Chairs perched on bicycle pedals and mini treadmills, are now being used by many who otherwise might be stuck unmoving an office chair. Those who fear the consequences of prolonged inactivity welcome the opportunity to move the bottom half of the body while the head and hands are occupied in writing reports or code. The use of these devices could be expanded to a much larger population such as medical office workers or anyone else forced to spend most of the workday seated. However, this is unlikely to occur; in addition to the obvious cost of such devices, it might seem strange to check into a medical office for an appointment and find the medical secretary bouncing up and down on her under-desk pedals.

Another option is to schedule walking breaks for workers who otherwise have little opportunity to stand up, let alone walk. This requires time and attention to the employee’s schedule; five-minute walking breaks when patients are waiting in line to be checked in or out means having someone available to cover while the break occurs. This may be too much trouble logistically and too costly financially. Ironically, employees who still smoke and must leave the workplace to do so have a built-in opportunity to move. If they can take a break to smoke, why shouldn’t others be allowed to take a break to move?

Another solution is to rotate the sitting employee into positions that require walking so that for some of the work day he or she is released from the chair. In the office I have referenced, another employee takes the patient to the area where the doctor’s office is located. (The practice is so large one almost needs a GPS system to find the appropriate office by oneself.) If the person checking people in and out were to be a patient escort for part of the day, or some other job that required walking, then the sedentary routine would be broken.

But these are rather weak solutions to a major problem confronting most occupations: How do all of us whose work is associated with being relatively inert get enough physical activity without sacrificing sleep, family, social obligations, and financial goals?

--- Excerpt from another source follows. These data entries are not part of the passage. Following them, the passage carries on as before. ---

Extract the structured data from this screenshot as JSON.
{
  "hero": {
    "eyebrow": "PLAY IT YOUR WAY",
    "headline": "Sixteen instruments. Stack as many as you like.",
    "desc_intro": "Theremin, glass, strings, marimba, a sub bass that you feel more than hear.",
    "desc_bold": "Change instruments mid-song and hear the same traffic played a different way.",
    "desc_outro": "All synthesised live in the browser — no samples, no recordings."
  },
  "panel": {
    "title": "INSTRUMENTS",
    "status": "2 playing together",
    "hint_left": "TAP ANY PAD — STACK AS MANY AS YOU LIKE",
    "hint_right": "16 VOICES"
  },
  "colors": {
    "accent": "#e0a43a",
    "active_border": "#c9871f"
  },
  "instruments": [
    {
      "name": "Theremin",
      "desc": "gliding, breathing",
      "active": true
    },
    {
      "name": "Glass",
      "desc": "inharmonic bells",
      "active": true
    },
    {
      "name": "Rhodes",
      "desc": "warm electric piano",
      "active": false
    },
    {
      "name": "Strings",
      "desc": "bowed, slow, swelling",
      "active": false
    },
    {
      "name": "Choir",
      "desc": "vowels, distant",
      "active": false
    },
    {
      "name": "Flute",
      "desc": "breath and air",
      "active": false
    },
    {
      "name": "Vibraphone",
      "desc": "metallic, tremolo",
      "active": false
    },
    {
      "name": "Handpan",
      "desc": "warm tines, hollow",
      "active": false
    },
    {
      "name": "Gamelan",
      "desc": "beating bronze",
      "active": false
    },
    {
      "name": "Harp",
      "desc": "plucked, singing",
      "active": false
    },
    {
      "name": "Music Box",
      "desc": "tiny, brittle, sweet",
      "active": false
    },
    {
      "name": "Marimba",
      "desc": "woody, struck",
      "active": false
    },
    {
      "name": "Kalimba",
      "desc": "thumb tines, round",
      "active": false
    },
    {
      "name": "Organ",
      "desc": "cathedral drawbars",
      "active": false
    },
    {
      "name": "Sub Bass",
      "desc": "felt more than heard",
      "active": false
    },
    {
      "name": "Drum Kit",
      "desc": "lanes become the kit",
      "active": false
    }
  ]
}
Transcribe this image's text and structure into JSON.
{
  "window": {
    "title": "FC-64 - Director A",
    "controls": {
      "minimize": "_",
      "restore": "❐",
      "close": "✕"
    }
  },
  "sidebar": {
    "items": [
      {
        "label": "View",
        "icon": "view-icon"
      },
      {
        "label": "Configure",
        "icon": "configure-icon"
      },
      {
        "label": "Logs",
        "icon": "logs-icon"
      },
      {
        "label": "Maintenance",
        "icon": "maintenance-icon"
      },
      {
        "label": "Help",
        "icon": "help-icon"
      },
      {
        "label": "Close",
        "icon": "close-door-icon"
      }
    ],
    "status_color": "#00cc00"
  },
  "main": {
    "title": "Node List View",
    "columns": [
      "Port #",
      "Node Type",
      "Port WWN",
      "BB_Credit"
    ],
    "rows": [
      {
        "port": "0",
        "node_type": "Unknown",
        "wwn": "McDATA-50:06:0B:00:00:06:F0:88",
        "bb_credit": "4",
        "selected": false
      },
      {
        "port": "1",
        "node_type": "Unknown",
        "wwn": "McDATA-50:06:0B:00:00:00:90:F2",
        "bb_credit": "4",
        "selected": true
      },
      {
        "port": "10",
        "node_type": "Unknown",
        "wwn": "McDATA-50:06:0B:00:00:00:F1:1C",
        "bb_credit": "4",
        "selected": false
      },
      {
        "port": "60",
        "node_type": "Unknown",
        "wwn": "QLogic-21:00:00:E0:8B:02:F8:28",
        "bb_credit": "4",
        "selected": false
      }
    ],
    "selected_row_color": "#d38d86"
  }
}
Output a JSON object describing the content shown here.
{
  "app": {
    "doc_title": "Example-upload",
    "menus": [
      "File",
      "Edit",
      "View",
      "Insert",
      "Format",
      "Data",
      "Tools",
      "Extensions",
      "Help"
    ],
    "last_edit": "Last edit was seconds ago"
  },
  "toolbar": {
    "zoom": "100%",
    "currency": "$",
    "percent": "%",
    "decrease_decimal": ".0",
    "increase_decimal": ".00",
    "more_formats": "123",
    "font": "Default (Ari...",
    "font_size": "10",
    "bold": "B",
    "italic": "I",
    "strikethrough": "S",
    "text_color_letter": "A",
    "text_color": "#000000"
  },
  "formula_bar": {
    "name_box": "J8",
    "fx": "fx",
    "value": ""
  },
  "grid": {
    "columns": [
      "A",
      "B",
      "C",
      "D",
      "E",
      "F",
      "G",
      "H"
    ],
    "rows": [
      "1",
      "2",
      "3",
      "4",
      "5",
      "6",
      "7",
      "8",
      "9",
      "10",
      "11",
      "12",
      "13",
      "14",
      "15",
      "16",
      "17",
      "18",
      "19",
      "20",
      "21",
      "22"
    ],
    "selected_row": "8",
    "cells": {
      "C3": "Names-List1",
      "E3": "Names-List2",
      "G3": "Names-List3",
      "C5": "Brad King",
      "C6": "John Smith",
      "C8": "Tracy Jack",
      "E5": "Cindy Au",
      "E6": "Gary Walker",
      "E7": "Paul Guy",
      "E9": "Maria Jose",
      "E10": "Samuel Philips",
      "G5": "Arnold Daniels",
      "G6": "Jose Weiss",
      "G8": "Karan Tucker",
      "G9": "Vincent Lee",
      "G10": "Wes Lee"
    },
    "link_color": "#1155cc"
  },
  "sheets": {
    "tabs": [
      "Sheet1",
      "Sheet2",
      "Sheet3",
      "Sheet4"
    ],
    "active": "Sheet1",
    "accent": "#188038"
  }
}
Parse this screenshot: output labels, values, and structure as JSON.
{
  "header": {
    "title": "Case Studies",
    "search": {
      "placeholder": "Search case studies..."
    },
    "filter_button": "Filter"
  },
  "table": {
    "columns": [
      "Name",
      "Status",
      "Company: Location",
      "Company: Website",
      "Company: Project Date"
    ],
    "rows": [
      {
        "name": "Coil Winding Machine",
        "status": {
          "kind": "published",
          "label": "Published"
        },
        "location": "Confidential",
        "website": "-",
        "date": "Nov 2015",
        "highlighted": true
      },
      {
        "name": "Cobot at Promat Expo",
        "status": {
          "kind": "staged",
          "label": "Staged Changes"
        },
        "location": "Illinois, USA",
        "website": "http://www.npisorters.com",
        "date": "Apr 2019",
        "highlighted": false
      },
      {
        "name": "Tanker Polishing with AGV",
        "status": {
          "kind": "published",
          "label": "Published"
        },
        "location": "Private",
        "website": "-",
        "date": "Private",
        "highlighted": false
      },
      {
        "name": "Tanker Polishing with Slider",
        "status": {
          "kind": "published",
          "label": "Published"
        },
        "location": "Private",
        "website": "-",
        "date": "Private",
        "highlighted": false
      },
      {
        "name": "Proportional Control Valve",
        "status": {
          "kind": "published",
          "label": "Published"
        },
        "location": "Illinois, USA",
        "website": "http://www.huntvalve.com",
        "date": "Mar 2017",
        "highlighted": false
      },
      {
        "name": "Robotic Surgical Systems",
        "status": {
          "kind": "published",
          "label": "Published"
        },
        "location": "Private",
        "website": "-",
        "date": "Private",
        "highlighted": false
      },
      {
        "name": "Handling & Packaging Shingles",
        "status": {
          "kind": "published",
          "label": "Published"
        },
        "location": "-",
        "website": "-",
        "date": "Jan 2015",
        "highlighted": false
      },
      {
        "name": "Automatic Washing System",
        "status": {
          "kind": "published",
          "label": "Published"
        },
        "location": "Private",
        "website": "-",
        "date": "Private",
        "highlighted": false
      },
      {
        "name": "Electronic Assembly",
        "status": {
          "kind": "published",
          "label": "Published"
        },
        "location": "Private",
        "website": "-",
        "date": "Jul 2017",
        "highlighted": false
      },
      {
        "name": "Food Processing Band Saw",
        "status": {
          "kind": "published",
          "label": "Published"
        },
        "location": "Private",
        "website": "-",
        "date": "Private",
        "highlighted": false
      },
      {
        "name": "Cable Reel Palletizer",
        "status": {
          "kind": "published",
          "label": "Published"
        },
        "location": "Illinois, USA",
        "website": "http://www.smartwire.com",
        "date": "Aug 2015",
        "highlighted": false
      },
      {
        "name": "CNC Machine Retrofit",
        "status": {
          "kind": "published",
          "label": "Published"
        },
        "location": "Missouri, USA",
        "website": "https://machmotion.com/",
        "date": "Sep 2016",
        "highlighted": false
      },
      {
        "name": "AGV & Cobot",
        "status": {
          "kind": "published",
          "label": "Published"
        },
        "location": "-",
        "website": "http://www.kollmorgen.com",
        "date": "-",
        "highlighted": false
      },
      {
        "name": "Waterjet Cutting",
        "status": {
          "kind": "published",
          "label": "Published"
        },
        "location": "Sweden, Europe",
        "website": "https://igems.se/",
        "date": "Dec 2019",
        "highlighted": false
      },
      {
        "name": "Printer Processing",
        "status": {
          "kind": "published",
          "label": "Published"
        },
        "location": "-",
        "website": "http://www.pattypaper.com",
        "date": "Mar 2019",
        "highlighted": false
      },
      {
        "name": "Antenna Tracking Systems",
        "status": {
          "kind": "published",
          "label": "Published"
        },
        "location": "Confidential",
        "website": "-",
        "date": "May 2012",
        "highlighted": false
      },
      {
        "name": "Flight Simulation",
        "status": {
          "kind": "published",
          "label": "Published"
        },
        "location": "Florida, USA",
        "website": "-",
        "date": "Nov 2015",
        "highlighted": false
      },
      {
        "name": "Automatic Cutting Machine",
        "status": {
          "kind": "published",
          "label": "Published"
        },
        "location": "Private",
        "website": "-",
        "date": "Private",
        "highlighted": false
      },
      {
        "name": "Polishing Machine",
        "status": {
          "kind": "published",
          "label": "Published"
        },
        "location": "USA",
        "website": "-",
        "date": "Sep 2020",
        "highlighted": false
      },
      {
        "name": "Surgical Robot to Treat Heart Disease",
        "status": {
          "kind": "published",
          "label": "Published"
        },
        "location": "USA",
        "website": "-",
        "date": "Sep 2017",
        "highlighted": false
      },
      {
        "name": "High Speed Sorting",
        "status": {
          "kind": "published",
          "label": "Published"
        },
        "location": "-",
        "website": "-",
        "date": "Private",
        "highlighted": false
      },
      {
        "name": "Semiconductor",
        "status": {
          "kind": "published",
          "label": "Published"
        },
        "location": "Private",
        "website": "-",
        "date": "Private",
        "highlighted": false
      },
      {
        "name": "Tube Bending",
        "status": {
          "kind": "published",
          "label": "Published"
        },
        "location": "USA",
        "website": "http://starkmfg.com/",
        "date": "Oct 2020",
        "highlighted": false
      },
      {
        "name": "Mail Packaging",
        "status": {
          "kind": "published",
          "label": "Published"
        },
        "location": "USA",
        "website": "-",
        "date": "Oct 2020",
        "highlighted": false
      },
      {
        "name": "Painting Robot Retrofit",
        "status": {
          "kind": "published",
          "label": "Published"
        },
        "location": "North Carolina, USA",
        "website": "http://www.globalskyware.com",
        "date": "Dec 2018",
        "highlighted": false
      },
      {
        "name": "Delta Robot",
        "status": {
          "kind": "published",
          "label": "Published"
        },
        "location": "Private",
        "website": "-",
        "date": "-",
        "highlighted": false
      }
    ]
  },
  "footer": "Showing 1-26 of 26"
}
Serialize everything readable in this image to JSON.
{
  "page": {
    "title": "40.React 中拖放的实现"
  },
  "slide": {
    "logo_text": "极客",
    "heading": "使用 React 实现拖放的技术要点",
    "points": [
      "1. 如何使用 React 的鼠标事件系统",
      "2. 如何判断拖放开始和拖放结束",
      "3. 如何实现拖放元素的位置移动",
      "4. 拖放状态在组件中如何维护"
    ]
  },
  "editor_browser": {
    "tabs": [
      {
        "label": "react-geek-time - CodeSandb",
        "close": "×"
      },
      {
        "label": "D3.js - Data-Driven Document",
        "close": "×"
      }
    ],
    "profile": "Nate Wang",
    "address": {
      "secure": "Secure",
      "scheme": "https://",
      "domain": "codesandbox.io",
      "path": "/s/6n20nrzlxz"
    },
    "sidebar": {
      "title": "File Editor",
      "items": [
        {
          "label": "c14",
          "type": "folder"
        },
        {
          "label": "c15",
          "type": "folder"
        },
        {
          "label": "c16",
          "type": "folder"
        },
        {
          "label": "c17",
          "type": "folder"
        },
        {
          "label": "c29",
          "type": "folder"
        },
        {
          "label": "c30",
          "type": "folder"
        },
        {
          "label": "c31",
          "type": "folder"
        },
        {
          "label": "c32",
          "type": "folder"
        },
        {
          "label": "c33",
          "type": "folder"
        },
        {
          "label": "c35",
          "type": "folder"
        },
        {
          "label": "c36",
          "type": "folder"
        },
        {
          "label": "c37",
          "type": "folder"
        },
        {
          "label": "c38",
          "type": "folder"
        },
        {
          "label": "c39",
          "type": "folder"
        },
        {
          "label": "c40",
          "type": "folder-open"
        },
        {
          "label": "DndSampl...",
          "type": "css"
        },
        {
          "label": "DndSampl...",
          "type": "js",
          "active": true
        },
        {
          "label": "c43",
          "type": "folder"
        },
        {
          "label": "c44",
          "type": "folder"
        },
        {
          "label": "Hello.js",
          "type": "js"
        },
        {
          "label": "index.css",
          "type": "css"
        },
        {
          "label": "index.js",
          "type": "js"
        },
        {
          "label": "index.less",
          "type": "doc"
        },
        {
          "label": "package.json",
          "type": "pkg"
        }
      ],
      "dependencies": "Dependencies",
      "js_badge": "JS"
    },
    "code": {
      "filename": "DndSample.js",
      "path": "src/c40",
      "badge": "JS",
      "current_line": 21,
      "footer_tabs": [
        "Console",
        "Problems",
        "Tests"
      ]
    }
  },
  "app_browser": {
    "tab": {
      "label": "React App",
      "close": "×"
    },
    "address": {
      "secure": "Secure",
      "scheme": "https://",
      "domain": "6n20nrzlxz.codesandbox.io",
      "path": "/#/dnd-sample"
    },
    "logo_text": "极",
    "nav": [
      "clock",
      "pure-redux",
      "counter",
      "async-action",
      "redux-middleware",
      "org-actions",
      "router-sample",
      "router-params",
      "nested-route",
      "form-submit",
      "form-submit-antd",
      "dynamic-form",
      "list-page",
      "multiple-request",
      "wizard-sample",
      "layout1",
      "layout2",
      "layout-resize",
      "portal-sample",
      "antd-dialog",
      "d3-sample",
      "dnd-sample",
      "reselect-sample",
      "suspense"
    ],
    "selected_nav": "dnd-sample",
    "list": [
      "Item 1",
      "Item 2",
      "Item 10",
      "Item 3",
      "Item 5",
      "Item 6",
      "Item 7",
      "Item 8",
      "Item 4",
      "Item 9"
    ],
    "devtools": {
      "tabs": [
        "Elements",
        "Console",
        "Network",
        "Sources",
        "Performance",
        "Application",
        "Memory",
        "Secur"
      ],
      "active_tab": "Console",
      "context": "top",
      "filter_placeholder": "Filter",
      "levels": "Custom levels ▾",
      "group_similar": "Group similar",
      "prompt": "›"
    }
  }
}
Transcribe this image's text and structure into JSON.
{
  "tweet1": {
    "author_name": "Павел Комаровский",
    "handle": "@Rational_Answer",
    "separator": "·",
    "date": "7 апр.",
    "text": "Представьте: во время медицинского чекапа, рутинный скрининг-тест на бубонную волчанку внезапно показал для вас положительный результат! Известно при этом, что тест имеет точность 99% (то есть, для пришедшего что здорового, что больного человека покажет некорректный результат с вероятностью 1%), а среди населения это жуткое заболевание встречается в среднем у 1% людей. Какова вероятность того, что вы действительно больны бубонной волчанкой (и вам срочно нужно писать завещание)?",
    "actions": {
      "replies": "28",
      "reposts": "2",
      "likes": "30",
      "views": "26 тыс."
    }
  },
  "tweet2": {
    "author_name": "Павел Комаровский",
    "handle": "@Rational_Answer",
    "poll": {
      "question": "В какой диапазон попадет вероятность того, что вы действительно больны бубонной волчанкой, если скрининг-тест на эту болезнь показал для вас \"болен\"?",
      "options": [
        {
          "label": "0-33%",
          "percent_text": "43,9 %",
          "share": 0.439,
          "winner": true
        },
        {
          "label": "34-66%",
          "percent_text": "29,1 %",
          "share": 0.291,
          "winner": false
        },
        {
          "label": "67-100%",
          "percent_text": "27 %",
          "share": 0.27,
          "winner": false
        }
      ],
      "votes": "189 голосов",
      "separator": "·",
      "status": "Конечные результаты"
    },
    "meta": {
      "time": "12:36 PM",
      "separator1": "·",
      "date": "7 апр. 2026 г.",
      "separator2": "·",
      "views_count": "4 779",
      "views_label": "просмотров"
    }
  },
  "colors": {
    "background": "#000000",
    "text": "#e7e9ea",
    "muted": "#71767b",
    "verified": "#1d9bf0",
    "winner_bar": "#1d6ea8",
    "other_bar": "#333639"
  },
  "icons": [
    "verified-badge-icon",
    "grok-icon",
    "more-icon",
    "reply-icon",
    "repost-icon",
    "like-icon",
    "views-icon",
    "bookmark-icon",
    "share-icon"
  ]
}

Perhaps the answer is for workplaces to offer brief opportunities to stretch and to move, even if it is only for 15 to 20 minutes a day.

It may not be enough to compensate for all those hours of sitting, but it is a start.